Setting freelance rates. Quoting on projects. Charging for freelance work for writing assignments. Determining the pros and cons of hourly rates for each writing project. These are the toughest aspects of running a freelance medical writing business.
I’m relatively new to freelancing and it’s growing on me. I like working with a range of different clients. I like having a variety of projects to work on. I like the flexibility that having a home-based business brings. And, I like the fact I can schedule an exercise class or meet a friend for coffee during business hours.
But, along with tax, setting freelance rates is one of the aspects of running a writing business that I find most stressful.

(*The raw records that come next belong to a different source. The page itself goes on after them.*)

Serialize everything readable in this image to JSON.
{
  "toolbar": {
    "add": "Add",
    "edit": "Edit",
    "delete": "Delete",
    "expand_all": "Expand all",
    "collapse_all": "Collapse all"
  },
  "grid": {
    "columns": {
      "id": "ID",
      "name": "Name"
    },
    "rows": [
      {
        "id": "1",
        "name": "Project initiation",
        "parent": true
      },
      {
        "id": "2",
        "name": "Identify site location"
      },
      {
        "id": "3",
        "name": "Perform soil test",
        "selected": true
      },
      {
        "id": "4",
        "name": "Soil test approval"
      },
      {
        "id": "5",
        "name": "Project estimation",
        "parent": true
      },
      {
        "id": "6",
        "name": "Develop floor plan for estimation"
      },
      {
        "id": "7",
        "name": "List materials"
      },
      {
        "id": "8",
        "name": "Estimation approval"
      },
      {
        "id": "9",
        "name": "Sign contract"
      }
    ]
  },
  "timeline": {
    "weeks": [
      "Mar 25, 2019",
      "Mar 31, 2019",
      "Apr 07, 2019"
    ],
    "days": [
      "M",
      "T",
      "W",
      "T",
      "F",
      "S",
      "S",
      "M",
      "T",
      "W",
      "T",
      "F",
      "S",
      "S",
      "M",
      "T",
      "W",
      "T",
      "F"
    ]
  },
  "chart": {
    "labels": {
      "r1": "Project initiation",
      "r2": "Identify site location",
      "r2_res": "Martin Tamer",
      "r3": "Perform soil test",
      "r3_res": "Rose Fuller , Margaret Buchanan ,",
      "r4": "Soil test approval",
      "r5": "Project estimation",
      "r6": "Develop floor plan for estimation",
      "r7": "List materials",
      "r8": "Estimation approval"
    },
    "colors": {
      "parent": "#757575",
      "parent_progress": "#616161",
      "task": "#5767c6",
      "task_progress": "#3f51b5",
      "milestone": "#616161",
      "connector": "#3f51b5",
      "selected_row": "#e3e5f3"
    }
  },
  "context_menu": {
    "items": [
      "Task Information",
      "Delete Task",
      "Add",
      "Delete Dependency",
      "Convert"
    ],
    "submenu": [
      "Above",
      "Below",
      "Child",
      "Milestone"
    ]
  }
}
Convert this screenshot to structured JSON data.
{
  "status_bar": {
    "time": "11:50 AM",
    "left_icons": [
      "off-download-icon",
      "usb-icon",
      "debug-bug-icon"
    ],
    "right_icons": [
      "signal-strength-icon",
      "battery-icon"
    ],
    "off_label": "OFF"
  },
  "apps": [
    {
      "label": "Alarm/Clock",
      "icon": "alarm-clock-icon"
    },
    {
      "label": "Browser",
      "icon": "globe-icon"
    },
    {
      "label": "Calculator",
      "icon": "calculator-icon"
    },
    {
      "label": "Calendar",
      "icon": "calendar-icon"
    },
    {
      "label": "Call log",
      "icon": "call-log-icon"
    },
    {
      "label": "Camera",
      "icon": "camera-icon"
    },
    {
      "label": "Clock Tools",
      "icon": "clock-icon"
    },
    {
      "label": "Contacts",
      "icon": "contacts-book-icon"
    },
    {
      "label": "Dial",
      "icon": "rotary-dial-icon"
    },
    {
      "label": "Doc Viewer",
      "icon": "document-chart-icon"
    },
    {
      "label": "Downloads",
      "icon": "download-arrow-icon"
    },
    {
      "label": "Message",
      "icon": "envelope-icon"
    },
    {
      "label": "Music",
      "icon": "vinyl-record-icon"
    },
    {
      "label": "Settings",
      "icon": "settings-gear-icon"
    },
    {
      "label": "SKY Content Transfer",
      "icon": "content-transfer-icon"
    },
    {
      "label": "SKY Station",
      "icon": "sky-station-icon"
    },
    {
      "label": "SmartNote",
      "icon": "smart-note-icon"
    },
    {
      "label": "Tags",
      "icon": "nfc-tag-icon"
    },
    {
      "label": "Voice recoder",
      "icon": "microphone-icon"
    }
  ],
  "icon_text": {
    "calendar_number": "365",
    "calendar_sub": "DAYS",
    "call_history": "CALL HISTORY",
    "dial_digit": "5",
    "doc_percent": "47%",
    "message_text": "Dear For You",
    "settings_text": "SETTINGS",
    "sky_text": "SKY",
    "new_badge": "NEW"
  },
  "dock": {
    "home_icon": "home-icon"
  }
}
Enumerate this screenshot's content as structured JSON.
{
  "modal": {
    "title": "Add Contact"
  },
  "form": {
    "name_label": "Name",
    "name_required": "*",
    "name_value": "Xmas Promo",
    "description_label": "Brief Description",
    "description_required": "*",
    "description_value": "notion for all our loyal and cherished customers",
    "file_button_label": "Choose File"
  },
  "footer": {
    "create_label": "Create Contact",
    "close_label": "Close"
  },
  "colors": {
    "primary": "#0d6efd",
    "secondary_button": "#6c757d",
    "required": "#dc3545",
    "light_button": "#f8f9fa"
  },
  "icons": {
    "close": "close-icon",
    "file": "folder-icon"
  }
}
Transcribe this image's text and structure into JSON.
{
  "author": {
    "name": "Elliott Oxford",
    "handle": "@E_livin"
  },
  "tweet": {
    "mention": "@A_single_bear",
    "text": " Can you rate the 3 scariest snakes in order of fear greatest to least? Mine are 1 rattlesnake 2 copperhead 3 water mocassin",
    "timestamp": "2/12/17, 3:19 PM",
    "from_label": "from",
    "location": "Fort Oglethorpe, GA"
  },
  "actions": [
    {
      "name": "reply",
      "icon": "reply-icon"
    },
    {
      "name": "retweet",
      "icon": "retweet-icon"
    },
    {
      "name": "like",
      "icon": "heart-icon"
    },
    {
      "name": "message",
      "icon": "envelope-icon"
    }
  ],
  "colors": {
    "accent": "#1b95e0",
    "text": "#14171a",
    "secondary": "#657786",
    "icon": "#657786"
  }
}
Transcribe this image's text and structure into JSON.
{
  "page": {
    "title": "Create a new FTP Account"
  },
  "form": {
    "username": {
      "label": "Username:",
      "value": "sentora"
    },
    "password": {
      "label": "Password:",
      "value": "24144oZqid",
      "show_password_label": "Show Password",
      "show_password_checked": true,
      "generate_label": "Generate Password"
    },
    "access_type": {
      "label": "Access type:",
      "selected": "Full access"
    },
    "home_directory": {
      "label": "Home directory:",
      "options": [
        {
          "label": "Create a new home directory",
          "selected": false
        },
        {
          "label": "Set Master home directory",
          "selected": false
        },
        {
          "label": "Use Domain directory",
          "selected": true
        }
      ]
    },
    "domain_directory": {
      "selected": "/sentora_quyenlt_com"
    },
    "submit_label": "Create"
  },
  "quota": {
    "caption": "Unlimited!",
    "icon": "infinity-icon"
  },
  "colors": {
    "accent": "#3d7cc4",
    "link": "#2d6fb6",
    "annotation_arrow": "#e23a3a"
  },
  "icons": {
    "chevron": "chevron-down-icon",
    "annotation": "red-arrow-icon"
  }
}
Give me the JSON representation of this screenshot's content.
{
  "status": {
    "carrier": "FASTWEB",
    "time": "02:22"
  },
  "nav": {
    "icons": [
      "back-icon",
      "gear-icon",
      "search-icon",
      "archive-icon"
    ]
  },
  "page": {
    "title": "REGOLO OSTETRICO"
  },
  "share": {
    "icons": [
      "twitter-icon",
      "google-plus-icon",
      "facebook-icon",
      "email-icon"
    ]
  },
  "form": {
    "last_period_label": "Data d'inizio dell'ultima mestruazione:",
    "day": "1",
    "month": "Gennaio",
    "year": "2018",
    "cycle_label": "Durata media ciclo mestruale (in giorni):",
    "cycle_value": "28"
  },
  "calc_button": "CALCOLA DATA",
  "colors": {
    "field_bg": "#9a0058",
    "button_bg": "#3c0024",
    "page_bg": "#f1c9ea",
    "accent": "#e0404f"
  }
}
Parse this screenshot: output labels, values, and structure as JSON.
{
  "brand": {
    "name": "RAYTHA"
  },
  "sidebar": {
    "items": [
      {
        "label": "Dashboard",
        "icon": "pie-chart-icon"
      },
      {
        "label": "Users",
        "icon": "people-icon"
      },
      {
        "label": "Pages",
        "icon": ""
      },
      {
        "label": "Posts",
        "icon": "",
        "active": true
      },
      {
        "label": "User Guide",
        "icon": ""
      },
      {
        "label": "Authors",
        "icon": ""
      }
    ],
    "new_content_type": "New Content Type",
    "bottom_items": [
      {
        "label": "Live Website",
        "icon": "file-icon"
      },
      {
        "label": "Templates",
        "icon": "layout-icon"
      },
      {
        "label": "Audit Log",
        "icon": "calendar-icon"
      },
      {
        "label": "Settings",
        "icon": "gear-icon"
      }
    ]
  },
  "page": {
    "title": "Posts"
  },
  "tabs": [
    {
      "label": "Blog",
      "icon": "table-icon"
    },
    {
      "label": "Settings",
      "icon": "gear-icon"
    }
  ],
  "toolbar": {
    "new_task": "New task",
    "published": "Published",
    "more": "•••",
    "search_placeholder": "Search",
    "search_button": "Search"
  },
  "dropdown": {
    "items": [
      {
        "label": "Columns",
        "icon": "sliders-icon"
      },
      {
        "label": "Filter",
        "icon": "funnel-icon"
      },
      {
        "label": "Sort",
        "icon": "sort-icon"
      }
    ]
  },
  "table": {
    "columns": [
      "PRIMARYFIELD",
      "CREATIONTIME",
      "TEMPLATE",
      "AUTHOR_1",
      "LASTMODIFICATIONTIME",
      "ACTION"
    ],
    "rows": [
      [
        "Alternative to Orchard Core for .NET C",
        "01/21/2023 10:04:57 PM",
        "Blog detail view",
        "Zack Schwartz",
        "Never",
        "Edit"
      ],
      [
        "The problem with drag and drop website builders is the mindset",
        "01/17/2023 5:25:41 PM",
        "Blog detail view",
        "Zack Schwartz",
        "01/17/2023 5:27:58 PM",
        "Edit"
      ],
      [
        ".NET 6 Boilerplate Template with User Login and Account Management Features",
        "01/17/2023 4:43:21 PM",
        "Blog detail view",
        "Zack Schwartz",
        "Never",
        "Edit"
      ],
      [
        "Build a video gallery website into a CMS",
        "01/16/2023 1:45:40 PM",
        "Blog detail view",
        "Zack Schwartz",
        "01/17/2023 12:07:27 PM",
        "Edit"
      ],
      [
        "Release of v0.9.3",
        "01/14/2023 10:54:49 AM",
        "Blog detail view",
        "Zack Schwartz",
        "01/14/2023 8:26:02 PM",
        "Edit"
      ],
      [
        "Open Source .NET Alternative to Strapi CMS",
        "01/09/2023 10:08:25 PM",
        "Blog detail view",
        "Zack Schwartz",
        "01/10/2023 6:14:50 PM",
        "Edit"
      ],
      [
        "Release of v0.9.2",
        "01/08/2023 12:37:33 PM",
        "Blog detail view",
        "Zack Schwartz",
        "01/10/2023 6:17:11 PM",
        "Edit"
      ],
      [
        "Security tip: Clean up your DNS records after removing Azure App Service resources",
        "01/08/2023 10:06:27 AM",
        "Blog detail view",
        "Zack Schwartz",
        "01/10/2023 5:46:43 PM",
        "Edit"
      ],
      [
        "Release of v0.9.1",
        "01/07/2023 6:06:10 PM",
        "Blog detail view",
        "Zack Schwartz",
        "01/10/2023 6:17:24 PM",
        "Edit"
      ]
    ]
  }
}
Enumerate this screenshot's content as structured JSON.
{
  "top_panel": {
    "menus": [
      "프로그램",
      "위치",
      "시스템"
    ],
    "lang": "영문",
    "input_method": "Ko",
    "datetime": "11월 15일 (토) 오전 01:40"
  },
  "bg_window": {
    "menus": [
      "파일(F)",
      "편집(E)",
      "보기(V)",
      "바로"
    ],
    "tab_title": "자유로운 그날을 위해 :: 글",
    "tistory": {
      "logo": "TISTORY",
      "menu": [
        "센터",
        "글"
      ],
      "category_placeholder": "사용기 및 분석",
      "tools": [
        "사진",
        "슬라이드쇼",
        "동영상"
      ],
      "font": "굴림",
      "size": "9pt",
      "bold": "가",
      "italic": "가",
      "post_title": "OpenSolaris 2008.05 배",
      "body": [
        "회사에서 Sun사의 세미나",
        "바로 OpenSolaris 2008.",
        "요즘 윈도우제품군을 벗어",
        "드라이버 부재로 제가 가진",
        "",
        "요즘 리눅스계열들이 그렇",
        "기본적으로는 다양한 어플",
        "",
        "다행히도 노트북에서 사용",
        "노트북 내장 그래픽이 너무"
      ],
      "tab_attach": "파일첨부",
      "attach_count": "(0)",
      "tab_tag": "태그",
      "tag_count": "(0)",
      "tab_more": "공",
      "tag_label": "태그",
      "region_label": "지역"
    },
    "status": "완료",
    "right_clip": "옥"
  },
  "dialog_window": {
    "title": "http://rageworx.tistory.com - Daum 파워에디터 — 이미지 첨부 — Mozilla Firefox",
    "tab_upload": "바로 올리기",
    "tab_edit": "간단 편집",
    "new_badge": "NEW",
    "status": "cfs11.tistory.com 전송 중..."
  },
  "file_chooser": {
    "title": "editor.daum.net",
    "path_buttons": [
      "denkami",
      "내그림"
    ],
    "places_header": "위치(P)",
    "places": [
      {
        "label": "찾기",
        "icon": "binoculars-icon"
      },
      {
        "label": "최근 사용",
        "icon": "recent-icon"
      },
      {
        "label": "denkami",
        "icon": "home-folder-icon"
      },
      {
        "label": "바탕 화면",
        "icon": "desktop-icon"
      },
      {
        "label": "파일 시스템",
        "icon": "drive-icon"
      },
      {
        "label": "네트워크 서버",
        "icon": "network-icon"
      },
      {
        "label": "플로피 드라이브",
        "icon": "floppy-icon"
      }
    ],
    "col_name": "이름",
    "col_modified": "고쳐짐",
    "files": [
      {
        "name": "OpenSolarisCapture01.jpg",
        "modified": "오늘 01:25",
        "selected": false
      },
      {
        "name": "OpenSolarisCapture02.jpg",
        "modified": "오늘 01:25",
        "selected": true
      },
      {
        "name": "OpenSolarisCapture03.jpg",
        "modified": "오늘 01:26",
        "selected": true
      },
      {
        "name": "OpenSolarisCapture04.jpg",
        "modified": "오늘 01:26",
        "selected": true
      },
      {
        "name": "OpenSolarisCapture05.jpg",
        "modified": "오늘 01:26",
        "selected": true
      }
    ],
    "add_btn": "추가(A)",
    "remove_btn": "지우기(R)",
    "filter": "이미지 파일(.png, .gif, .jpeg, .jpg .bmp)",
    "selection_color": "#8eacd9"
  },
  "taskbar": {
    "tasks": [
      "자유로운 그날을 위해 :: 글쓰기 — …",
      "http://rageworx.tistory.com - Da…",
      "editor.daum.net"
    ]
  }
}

It seems there is absolutely no such thing as a set fee for set work. I can’t even establish my own set freelance rates or set billing unit. Is it per hour, per day, or per project?
Let’s have a look at the variability in some of my current projects.
Agreed freelance rates and methods of payment include being paid:
- In advance for chunks of time. Let’s call the hourly freelance rate equivalent to 3 apples.
- A daily rate to sit in someone else’s office to do the work. Equivalent hourly rate of 1 apple.
- Per project based on an estimate of time taken and calculated against an hourly rate of 2 apples.
- A set hourly rate of 2 apples per hour.
Are you confused yet? I am. As far as I’m concerned I provide the same love, care, skill and experience into every piece of writing I do. But clearly equal pay for equal work does not apply.
When setting my freelance rates I take into consideration things like:
- How much I want to do the work. One project I deliberately priced myself out of the market because I really didn’t want to do it. But for complicated reasons didn’t want to say a flat no either. It worked.
- Whether it is a slow time or a frantic time. Clearly if it is slow I’m tempted to take a lower rate because something is better than nothing.
- How much work there will be. Is it one off or a series of regular articles. I’m happier to accept a lower rate for regular work.
- The relationship I have with the client. With one client who is an absolute dream to work with I found myself giving a discount off my quoted rate. This was because I was able to do the work more quickly than I’d estimated. I wouldn’t do that for every client.
- What other benefits I might gain from doing the work. Exposure to people that might bear fruit in the future. I accepted the low paying daily rate job on exactly this premise. I thought I had a lot to gain beyond monetary compensation. So as a package it was attractive.
Clients appear to determine what rates they pay freelancers based on:
- The project budget – and that is a black box for the writer.
- How much they like you – do you turn in high-quality work on time? Have you got a good relationship with the client?
- Your experience and any specialised skills or knowledge you have.
- How well you know their business.
- How desperate they are for the work to be done.
That’s at least 10 different variables that go into negotiating freelance rates.
There’s no predictive algorithm that could estimate an agreed freelance rate in advance based on this. So here are the strategies I’ve employed to negotiate agreements that suit all parties:
- Build good relationships and have honest and open conversations. This has really helped me get my rates over the line more than once.
- Ask colleagues and friends for their advice and their freelance rates. Then, average what they say, divide it by my shoe size and give it a go. This hasn’t been such a bad approach and it usually ends up pretty spot on.
- Ask a mentor or coach. They have been there and done that. I find talking these issues over with my executive coach invaluable.
So I haven’t yet found one right answer to setting freelance rates. Science, art and guesswork seem to be all mixed up together. And that’s what makes freelancing such fun.
How do you set your freelance rates? If you’ve got something more systematic I’d love to hear about it.